8 October – 26 November 2011
Film program: free admission
Renowned French photojournalist Henri Cartier-Bresson (1908–2004) made six documentary films throughout his working life, five of which are presented in this program. Interested in the power of film early in his career, Cartier-Bresson studied documentary filmmaking in New York, later apprenticing to the acclaimed French director Jean Renoir. Cartier-Bresson’s films explore similar themes to his photography, including an interest in political struggles as well as his fascination with people and culture.
This program screens in conjunction with ‘Henri Cartier-Bresson: The Man, The Image & The World’ from 27 August – 27 November 2011 at the Queensland Art Gallery.
After learning the fundamentals of documentary filmmaking in New York, Cartier-Bresson made his first film Return to Life, an impassioned document about the need for medical relief on the Republican side of the Spanish Civil War. He would go on to direct the politically charged documentary Spain Will Live to support the Republican movement by exposing the spread of fascism in Europe.
Thank you to Ciné-Archives, French Communist Party Audiovisual Archives for their help with Victory of Life HCB, 1937 and Spain Will Live HCB, 1938. You can view these films online at www.cinearchives.org
‘Cartier-Bresson was mobilised in September 1939, at the declaration of war between France and Germany, and was taken prisoner when the French army collapsed in June 1940. He escaped his Nazi work camp — Stalag VC, near Stuttgart — on his third attempt, in February 1943. In September 1944, shortly after the liberation of Paris, he was commissioned by the United States Office of War Information to make Le Retour, a documentary about the repatriation of former prisoners of war and other displaced persons, on which he collaborated with Captain G Krimsky and Lieutenant Richard Banks. Like Cartier-Bresson, writer-journalist Claude Roy, who provided the commentary, and Robert Lannoy, who wrote the music, were also former prisoners of war. The final sequence, at the Gare de l’Est, was shot by chief cameraman Claude Renoir, nephew of Jean Renoir.’ MoMA

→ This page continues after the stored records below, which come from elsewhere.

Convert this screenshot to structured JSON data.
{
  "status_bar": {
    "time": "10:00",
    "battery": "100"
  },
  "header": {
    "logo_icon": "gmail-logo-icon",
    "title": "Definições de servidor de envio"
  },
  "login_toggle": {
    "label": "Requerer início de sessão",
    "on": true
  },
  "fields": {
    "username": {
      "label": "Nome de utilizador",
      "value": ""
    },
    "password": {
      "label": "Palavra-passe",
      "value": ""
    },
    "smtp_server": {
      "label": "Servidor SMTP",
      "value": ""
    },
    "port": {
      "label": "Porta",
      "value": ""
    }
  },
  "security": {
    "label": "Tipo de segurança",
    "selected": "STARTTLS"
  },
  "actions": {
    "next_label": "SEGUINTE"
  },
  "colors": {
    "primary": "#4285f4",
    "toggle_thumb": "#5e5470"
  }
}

‘Shot in colour with live sound, Cartier-Bresson’s last two films were documentaries for television. The films are collections of candid observations, free of narration or interpretive commentary. Cartier-Bresson chose the subjects: California, home to Leisure World and Esalen, surfing, and opponents and proponents of the Vietnam War; and Mississippi, home to the faded glory of the Confederacy, racist whites and progressive blacks, and atavistic religion. Both films portray some circumstances quite sympathetically, but they leave an overall impression of an alien culture that is fascinating largely because it is appalling.’ MoMA
Made the year before his death, this insight into Cartier-Bresson’s working processes features a rare interview in which the photographer discusses his travels and career while leafing through photographic albums. A selection of Cartier-Bresson’s portrait subjects, including French actress Isabelle Huppert and author Arthur Miller, relate their experiences of working with the photographer. Cartier-Bresson’s publisher, Robert Delpire, and fellow Magnum photographers Elliot Erwitt, Josef Koudelka and Fernando Scianna, discuss Cartier-Bresson’s unique body of work.